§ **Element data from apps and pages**
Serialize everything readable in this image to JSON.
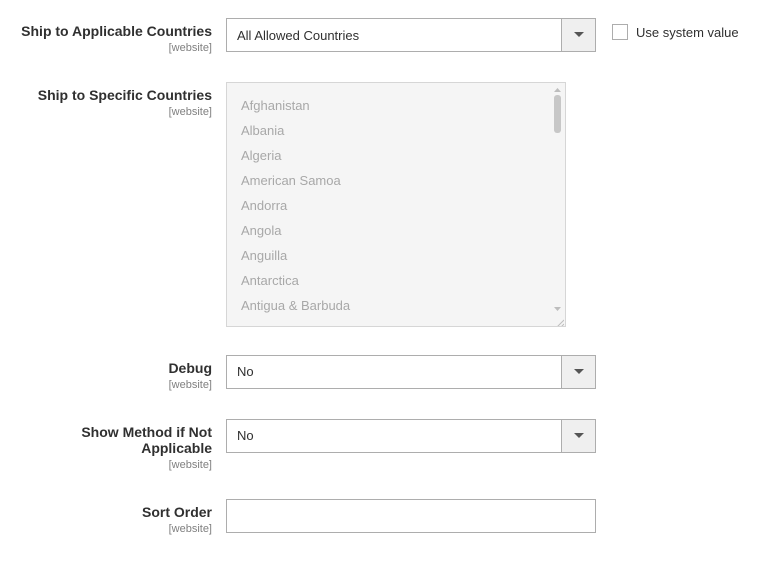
{
  "fields": {
    "ship_applicable": {
      "label": "Ship to Applicable Countries",
      "scope": "[website]",
      "value": "All Allowed Countries",
      "use_system_label": "Use system value"
    },
    "ship_specific": {
      "label": "Ship to Specific Countries",
      "scope": "[website]",
      "options": [
        "Afghanistan",
        "Albania",
        "Algeria",
        "American Samoa",
        "Andorra",
        "Angola",
        "Anguilla",
        "Antarctica",
        "Antigua & Barbuda"
      ]
    },
    "debug": {
      "label": "Debug",
      "scope": "[website]",
      "value": "No"
    },
    "show_method": {
      "label": "Show Method if Not Applicable",
      "scope": "[website]",
      "value": "No"
    },
    "sort_order": {
      "label": "Sort Order",
      "scope": "[website]",
      "value": ""
    }
  }
}
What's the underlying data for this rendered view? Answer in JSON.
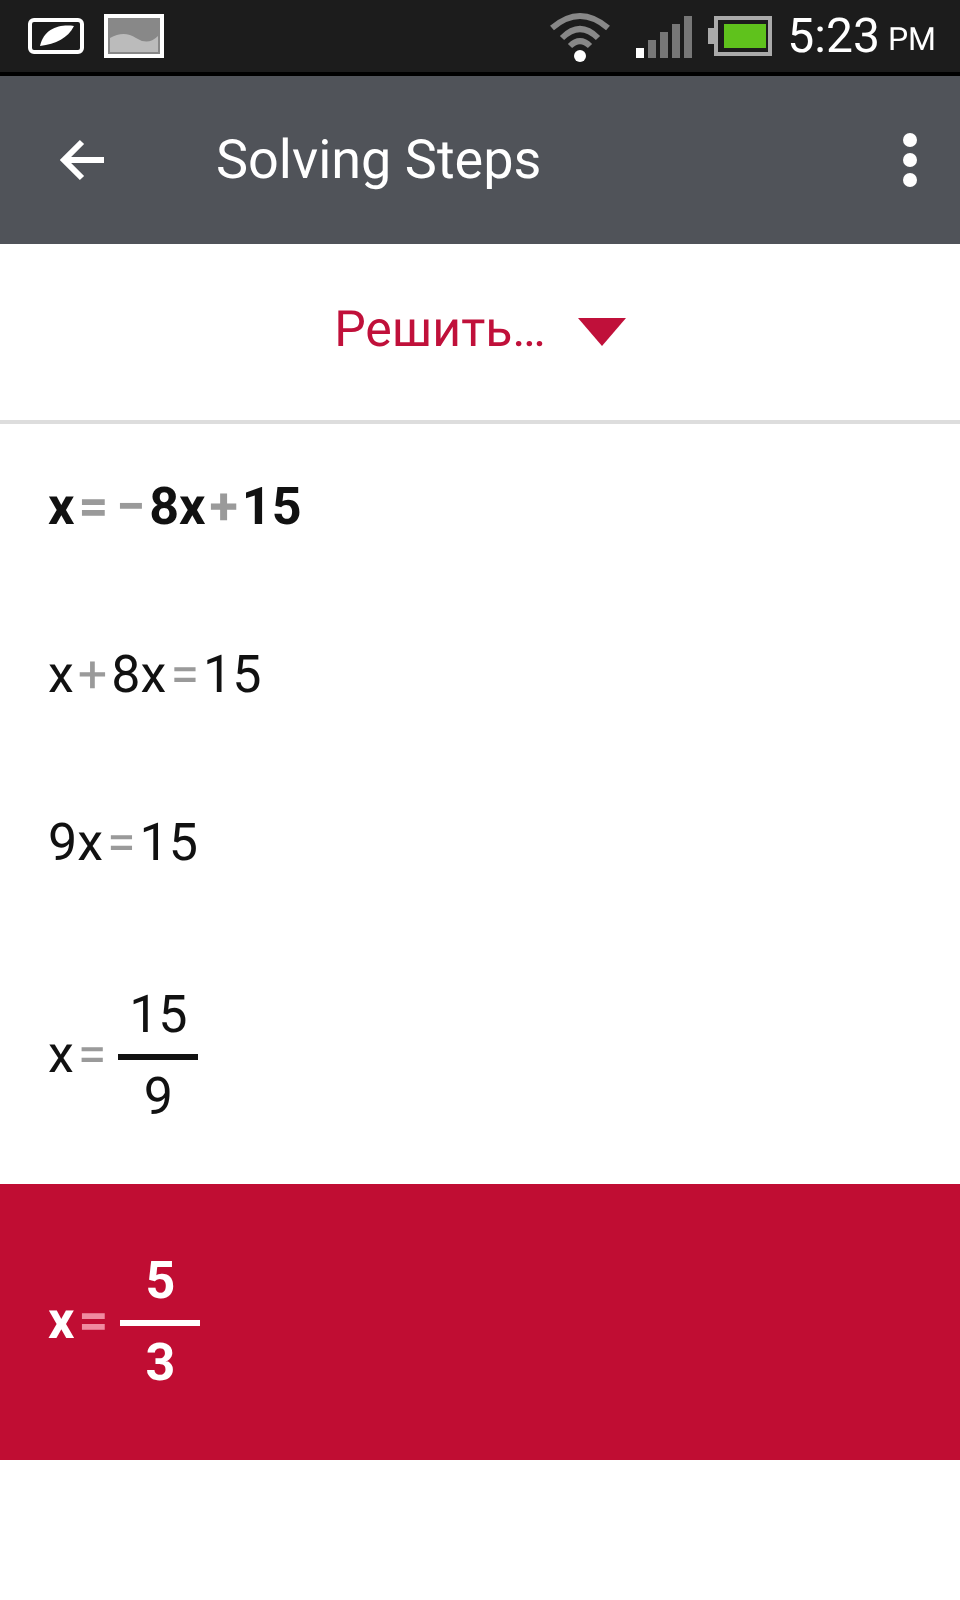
{
  "status_bar": {
    "time": "5:23",
    "ampm": "PM"
  },
  "app_bar": {
    "title": "Solving Steps"
  },
  "dropdown": {
    "label": "Решить…"
  },
  "steps": [
    {
      "kind": "problem",
      "selected": false,
      "tokens": [
        {
          "kind": "term",
          "text": "x"
        },
        {
          "kind": "op",
          "text": "="
        },
        {
          "kind": "op",
          "text": "−"
        },
        {
          "kind": "term",
          "text": "8x"
        },
        {
          "kind": "op",
          "text": "+"
        },
        {
          "kind": "term",
          "text": "15"
        }
      ]
    },
    {
      "kind": "step",
      "selected": false,
      "tokens": [
        {
          "kind": "term",
          "text": "x"
        },
        {
          "kind": "op",
          "text": "+"
        },
        {
          "kind": "term",
          "text": "8x"
        },
        {
          "kind": "op",
          "text": "="
        },
        {
          "kind": "term",
          "text": "15"
        }
      ]
    },
    {
      "kind": "step",
      "selected": false,
      "tokens": [
        {
          "kind": "term",
          "text": "9x"
        },
        {
          "kind": "op",
          "text": "="
        },
        {
          "kind": "term",
          "text": "15"
        }
      ]
    },
    {
      "kind": "step",
      "selected": false,
      "tokens": [
        {
          "kind": "term",
          "text": "x"
        },
        {
          "kind": "op",
          "text": "="
        },
        {
          "kind": "fraction",
          "numerator": "15",
          "denominator": "9"
        }
      ]
    },
    {
      "kind": "step",
      "selected": true,
      "tokens": [
        {
          "kind": "term",
          "text": "x"
        },
        {
          "kind": "op",
          "text": "="
        },
        {
          "kind": "fraction",
          "numerator": "5",
          "denominator": "3"
        }
      ]
    }
  ]
}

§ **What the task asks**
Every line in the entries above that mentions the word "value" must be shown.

§ **Reply to the exercise**
      "value": "All Allowed Countries",
      "use_system_label": "Use system value"
      "value": "No"
      "value": "No"
      "value": ""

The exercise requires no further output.